How to format your references using the Research Involvement and Engagement citation style

This is a short guide how to format citations and the bibliography in a manuscript for Research Involvement and Engagement. For a complete guide how to prepare your manuscript refer to the journal's instructions to authors.

Using reference management software

Typically you don't format your citations and bibliography by hand.

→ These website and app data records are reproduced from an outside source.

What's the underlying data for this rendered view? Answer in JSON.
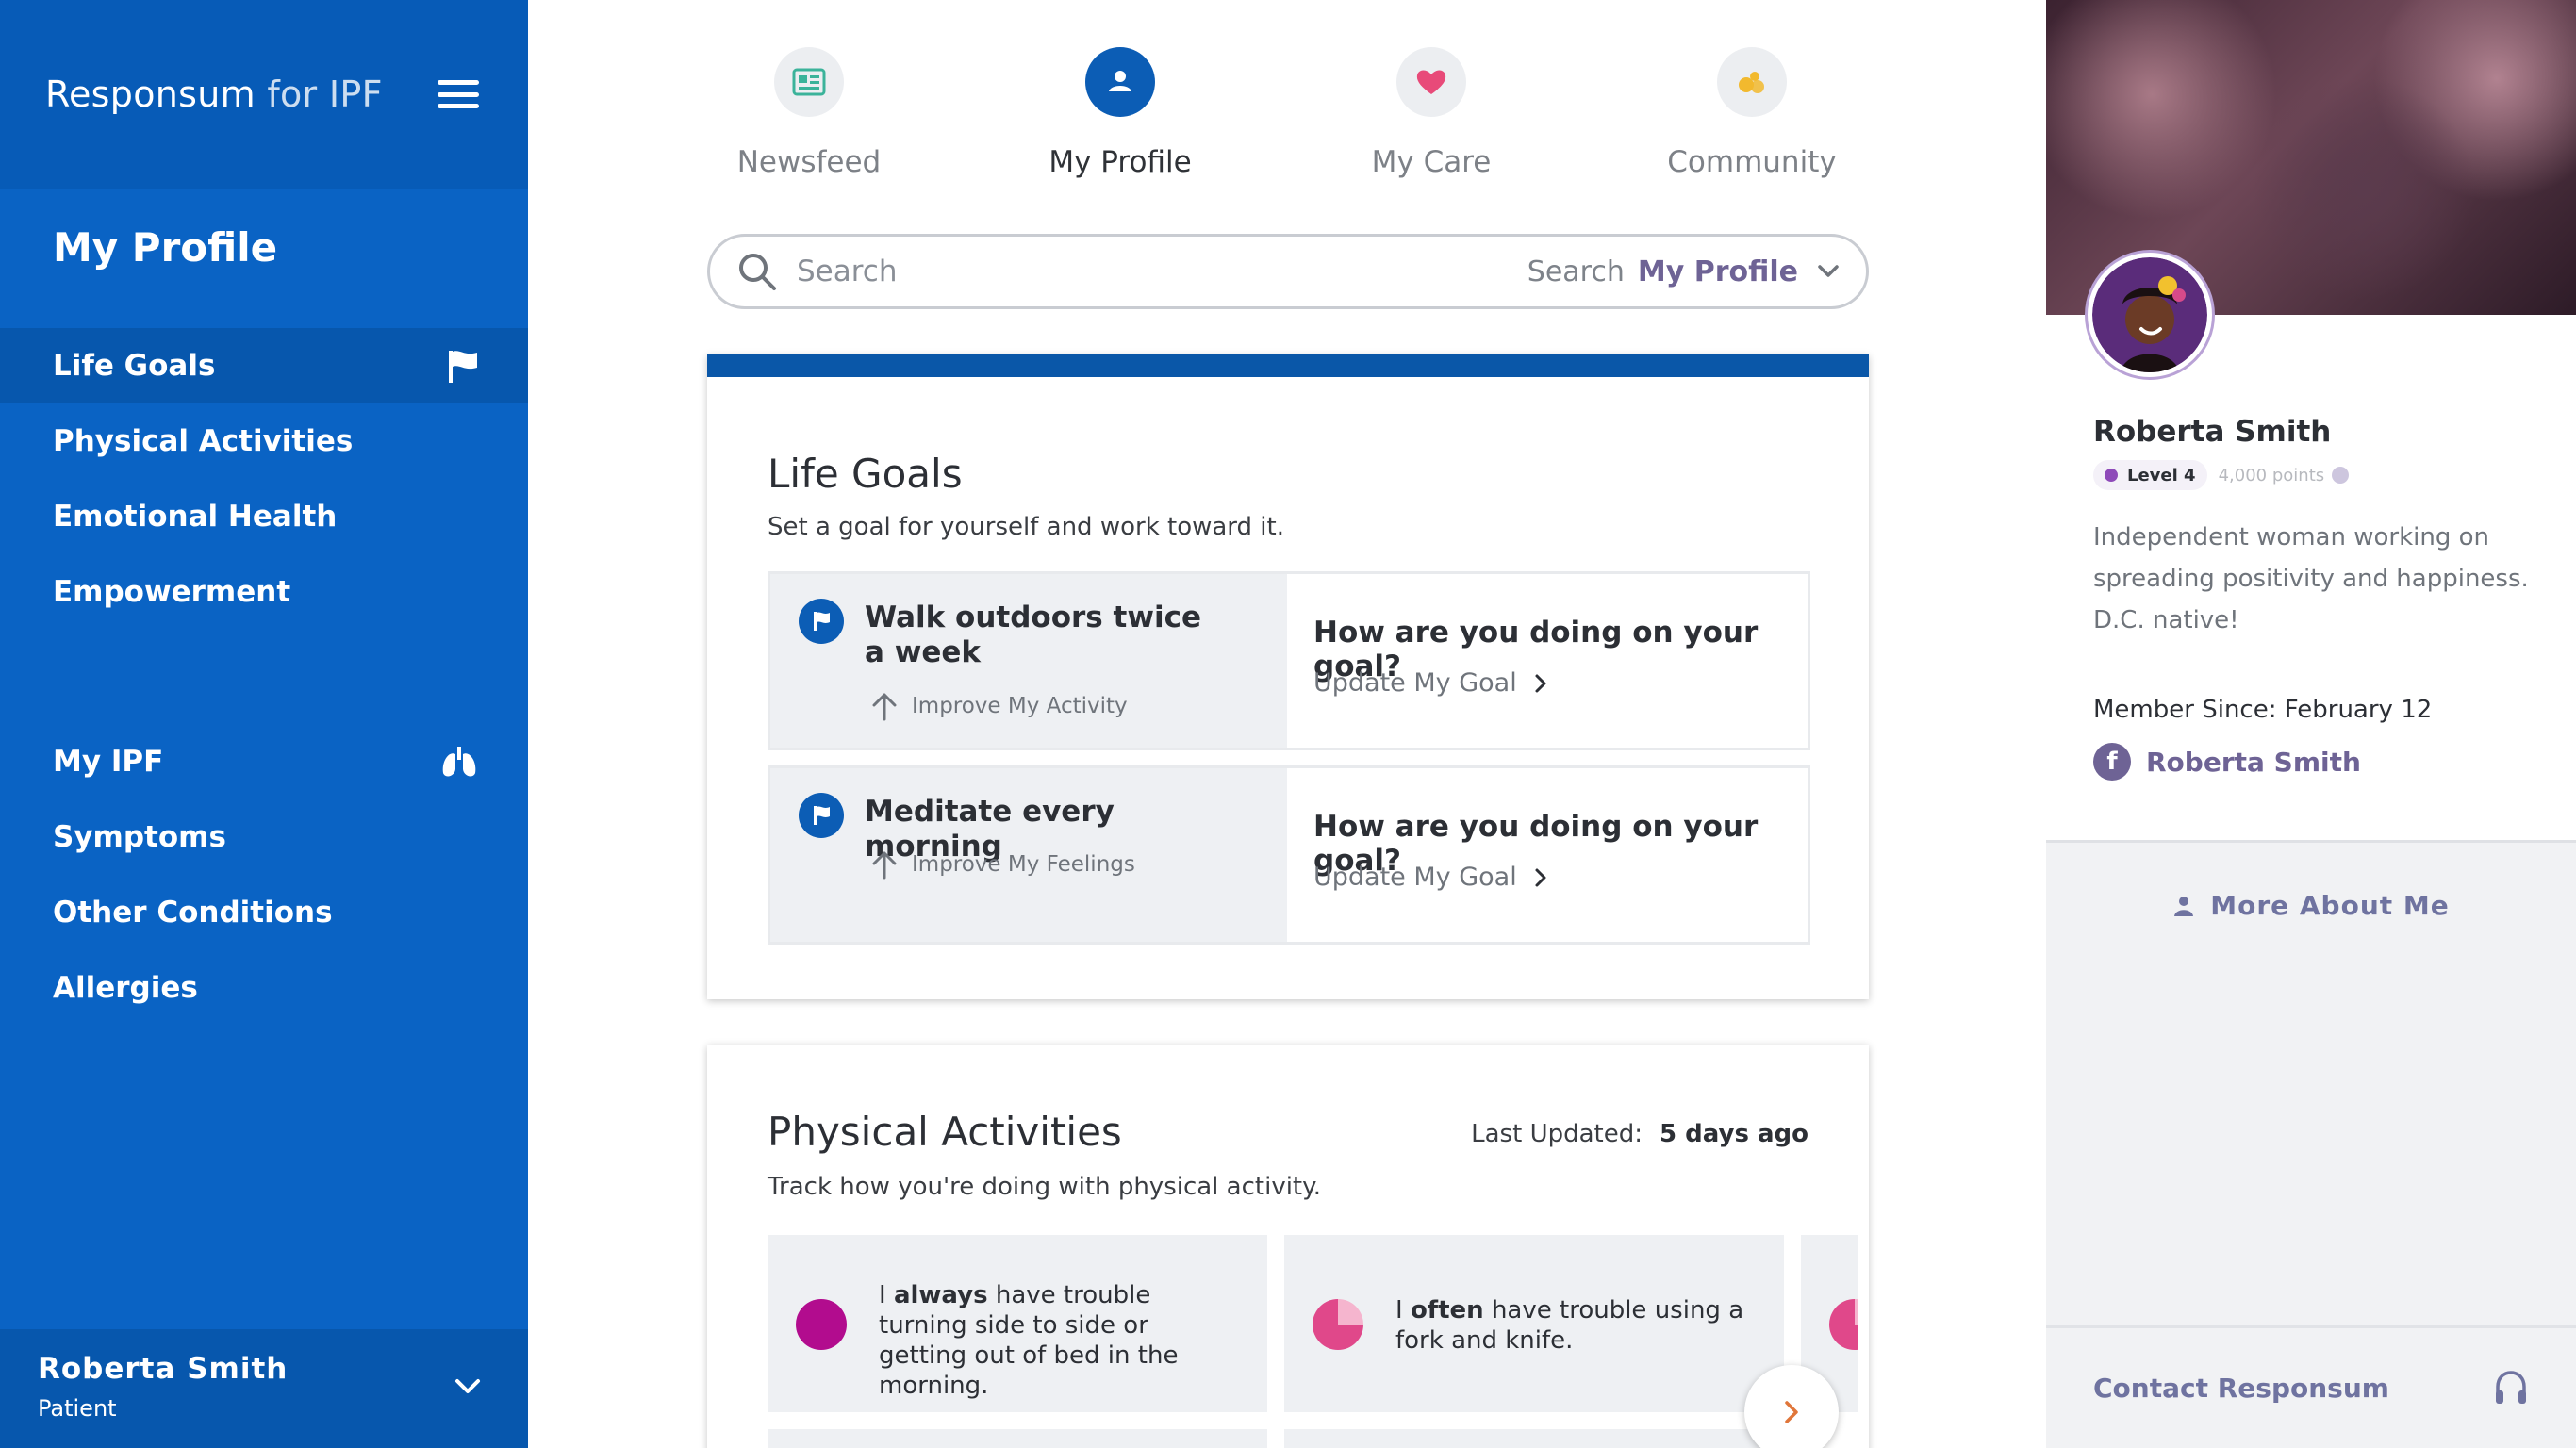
{
  "sidebar": {
    "brand_main": "Responsum",
    "brand_suffix": " for IPF",
    "section_title": "My Profile",
    "profile_items": [
      "Life Goals",
      "Physical Activities",
      "Emotional Health",
      "Empowerment"
    ],
    "ipf_items": [
      "My IPF",
      "Symptoms",
      "Other Conditions",
      "Allergies"
    ],
    "user": {
      "name": "Roberta Smith",
      "role": "Patient"
    }
  },
  "tabs": [
    {
      "label": "Newsfeed",
      "icon": "newsfeed-icon"
    },
    {
      "label": "My Profile",
      "icon": "user-icon"
    },
    {
      "label": "My Care",
      "icon": "heart-icon"
    },
    {
      "label": "Community",
      "icon": "community-icon"
    }
  ],
  "search": {
    "placeholder": "Search",
    "scope_label": "Search",
    "scope_value": "My Profile"
  },
  "life_goals": {
    "title": "Life Goals",
    "subtitle": "Set a goal for yourself and work toward it.",
    "goals": [
      {
        "title": "Walk outdoors twice a week",
        "category": "Improve My Activity",
        "question": "How are you doing on your goal?",
        "action": "Update My Goal"
      },
      {
        "title": "Meditate every morning",
        "category": "Improve My Feelings",
        "question": "How are you doing on your goal?",
        "action": "Update My Goal"
      }
    ]
  },
  "physical_activities": {
    "title": "Physical Activities",
    "subtitle": "Track how you're doing with physical activity.",
    "last_updated_label": "Last Updated:",
    "last_updated_value": "5 days ago",
    "items": [
      {
        "pre": "I ",
        "emphasis": "always",
        "post": " have trouble turning side to side or getting out of bed in the morning."
      },
      {
        "pre": "I ",
        "emphasis": "often",
        "post": " have trouble using a fork and knife."
      }
    ]
  },
  "profile": {
    "name": "Roberta Smith",
    "level": "Level 4",
    "points": "4,000 points",
    "bio": "Independent woman working on spreading positivity and happiness. D.C. native!",
    "member_since_label": "Member Since:",
    "member_since_value": "February 12",
    "facebook_name": "Roberta Smith",
    "facebook_letter": "f",
    "more_label": "More About Me",
    "contact_label": "Contact Responsum"
  },
  "colors": {
    "sidebar_blue": "#0a63c4",
    "accent_purple": "#6e6395",
    "heart_pink": "#e84a79",
    "community_yellow": "#f2b92e",
    "newsfeed_teal": "#3bb39a"
  }
}
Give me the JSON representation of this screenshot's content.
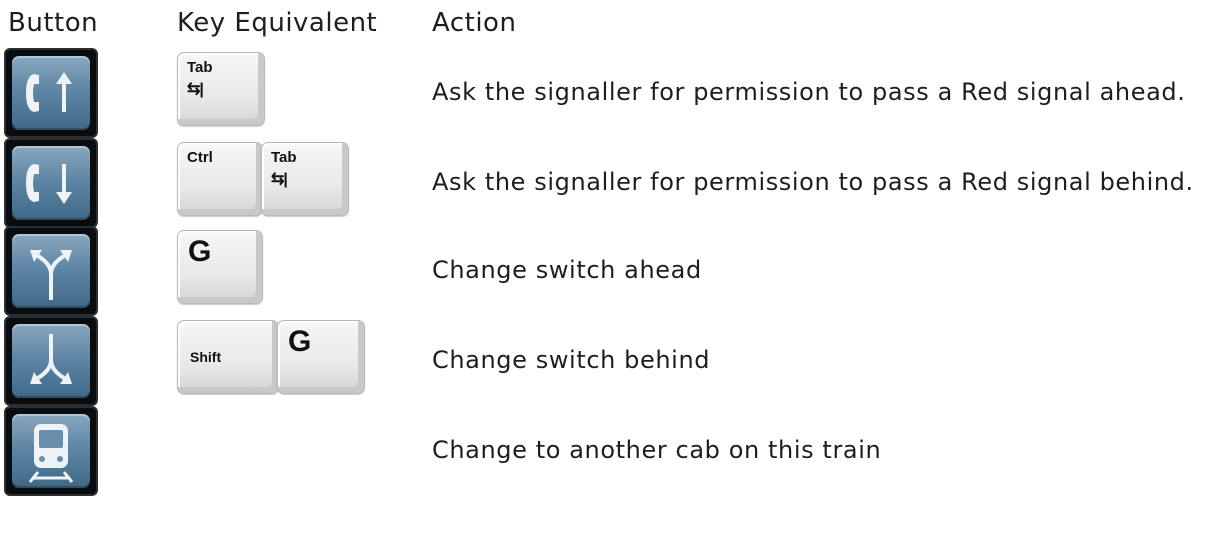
{
  "headers": {
    "button": "Button",
    "key_equivalent": "Key Equivalent",
    "action": "Action"
  },
  "rows": [
    {
      "icon": "phone-up-icon",
      "keys": [
        {
          "label": "Tab",
          "glyph": "⇆|"
        }
      ],
      "action": "Ask the signaller for permission to pass a Red signal ahead."
    },
    {
      "icon": "phone-down-icon",
      "keys": [
        {
          "label": "Ctrl"
        },
        {
          "label": "Tab",
          "glyph": "⇆|"
        }
      ],
      "action": "Ask the signaller for permission to pass a Red signal behind."
    },
    {
      "icon": "switch-ahead-icon",
      "keys": [
        {
          "label": "G"
        }
      ],
      "action": "Change switch ahead"
    },
    {
      "icon": "switch-behind-icon",
      "keys": [
        {
          "label": "Shift"
        },
        {
          "label": "G"
        }
      ],
      "action": "Change switch behind"
    },
    {
      "icon": "train-cab-icon",
      "keys": [],
      "action": "Change to another cab on this train"
    }
  ],
  "colors": {
    "button_face": "#5f86a5",
    "button_border": "#0a0d10",
    "key_face": "#e9e9e9",
    "text": "#1e1e1e"
  }
}
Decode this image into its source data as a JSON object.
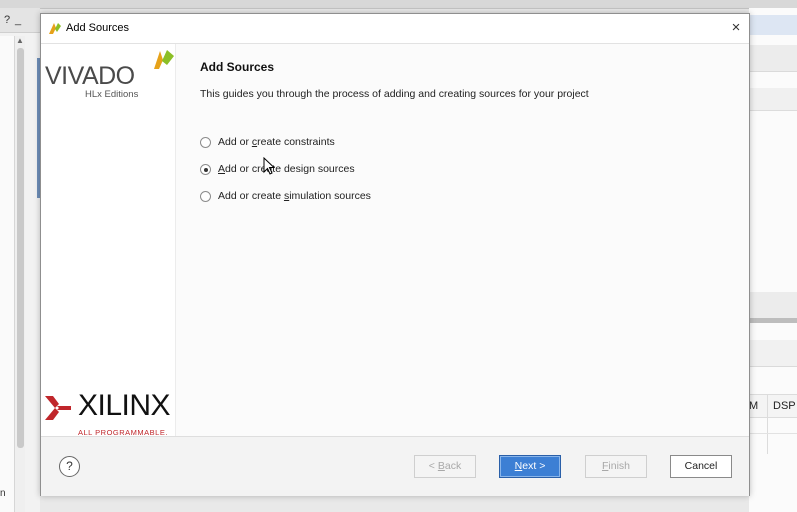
{
  "background": {
    "left_header_text": "?",
    "left_minimize": "_",
    "left_truncated_text": "n",
    "grid_header": [
      "M",
      "DSP"
    ]
  },
  "dialog": {
    "title": "Add Sources",
    "close_glyph": "×",
    "branding": {
      "product": "VIVADO",
      "edition": "HLx Editions",
      "vendor": "XILINX",
      "vendor_tagline": "ALL PROGRAMMABLE."
    },
    "heading": "Add Sources",
    "description": "This guides you through the process of adding and creating sources for your project",
    "options": [
      {
        "pre": "Add or ",
        "mnemonic": "c",
        "post": "reate constraints",
        "selected": false
      },
      {
        "pre": "",
        "mnemonic": "A",
        "post": "dd or create design sources",
        "selected": true
      },
      {
        "pre": "Add or create ",
        "mnemonic": "s",
        "post": "imulation sources",
        "selected": false
      }
    ],
    "help_glyph": "?",
    "buttons": {
      "back": {
        "pre": "< ",
        "mnemonic": "B",
        "post": "ack"
      },
      "next": {
        "pre": "",
        "mnemonic": "N",
        "post": "ext >"
      },
      "finish": {
        "pre": "",
        "mnemonic": "F",
        "post": "inish"
      },
      "cancel": "Cancel"
    },
    "colors": {
      "primary_button": "#3c7fd4",
      "vivado_leaf": "#8cbf26",
      "xilinx_red": "#c0262b"
    }
  }
}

The easiest way is to use a reference manager:

PaperpileThe citation style is built in and you can choose it in Settings > Citation Style or Paperpile > Citation Style in Google Docs.
EndNoteFind the style here: output styles overview
Mendeley, Zotero, Papers, and othersThe style is either built in or you can download a CSL file that is supported by most references management programs.
BibTeXBibTeX syles are usually part of a LaTeX template. Check the instructions to authors if the publisher offers a LaTeX template for this journal.

Journal articles

Those examples are references to articles in scholarly journals and how they are supposed to appear in your bibliography.

Not all journals organize their published articles in volumes and issues, so these fields are optional. Some electronic journals do not provide a page range, but instead list an article identifier. In a case like this it's safe to use the article identifier instead of the page range.

A journal article with 1 author
1. Berthoud H-R. Medicine. Why does gastric bypass surgery work? Science. 2013;341:351–2.
A journal article with 2 authors
1. Diamond J, Bellwood P. Farmers and their languages: the first expansions. Science. 2003;300:597–603.
A journal article with 3 authors
1. Grinberg I, Cooper VR, Rappe AM. Relationship between local structure and phase transitions of a disordered solid solution. Nature. 2002;419:909–11.
A journal article with 7 or more authors
1. Ling H, Boudsocq F, Plosky BS, Woodgate R, Yang W. Replication of a cis-syn thymine dimer at atomic resolution. Nature. 2003;424:1083–7.

Books and book chapters

Here are examples of references for authored and edited books as well as book chapters.

An authored book
1. McGuiggan P. GPRS in Practice. Chichester, UK: John Wiley & Sons, Ltd; 2005.
An edited book
1. Cleophas TJ. Machine Learning in Medicine - Cookbook Two. Zwinderman AH, editor. Cham: Springer International Publishing; 2014.
A chapter in an edited book
1. Rainov NG, Whittle IR, Doh-ura K. Treatment Options in Patients with Prion Disease - the Role of Long Term Cerebroventricular Infusion of Pentosan Polysulphate. In: Kitamoto T, editor. Prions: Food and Drug Safety. Tokyo: Springer; 2005. p. 41–66.

Web sites

Sometimes references to web sites should appear directly in the text rather than in the bibliography. Refer to the Instructions to authors for Research Involvement and Engagement.

Blog post
1. Fang J. Simple tree branch filter makes dirty water drinkable. IFLScience. IFLScience; 2014.

Reports

This example shows the general structure used for government reports, technical reports, and scientific reports. If you can't locate the report number then it might be better to cite the report as a book. For reports it is usually not individual people that are credited as authors, but a governmental department or agency like "U. S. Food and Drug Administration" or "National Cancer Institute".

Government report
1. Government Accountability Office. Telecommunications: Competition in the Mobile Communications Industry. Washington, DC: U.S. Government Printing Office; 1995 Oct. Report No.: T-RCED-96-20.

Theses and dissertations

Theses including Ph.D. dissertations, Master's theses or Bachelor theses follow the basic format outlined below.

Doctoral dissertation
1. Manalo JB. Ascend Physical Therapy: A Private Practice Clinic for the Next Level [Doctoral dissertation]. [Long Beach, CA]: California State University, Long Beach; 2017.

News paper articles

Unlike scholarly journals, news papers do not usually have a volume and issue number. Instead, the full date and page number is required for a correct reference.

New York Times article
1. Billard M. Fitting More Into a Pop-Up. New York Times. 2010 Oct 7;E9.

In-text citations

References should be cited in the text by sequential numbers in square brackets:

This sentence cites one reference [1].
This sentence cites two references [1,2].
This sentence cites four references [1–4].

About the journal

Full journal titleResearch Involvement and Engagement
AbbreviationRes. Involv. Engagem.
ISSN (online)2056-7529
Scope

Other styles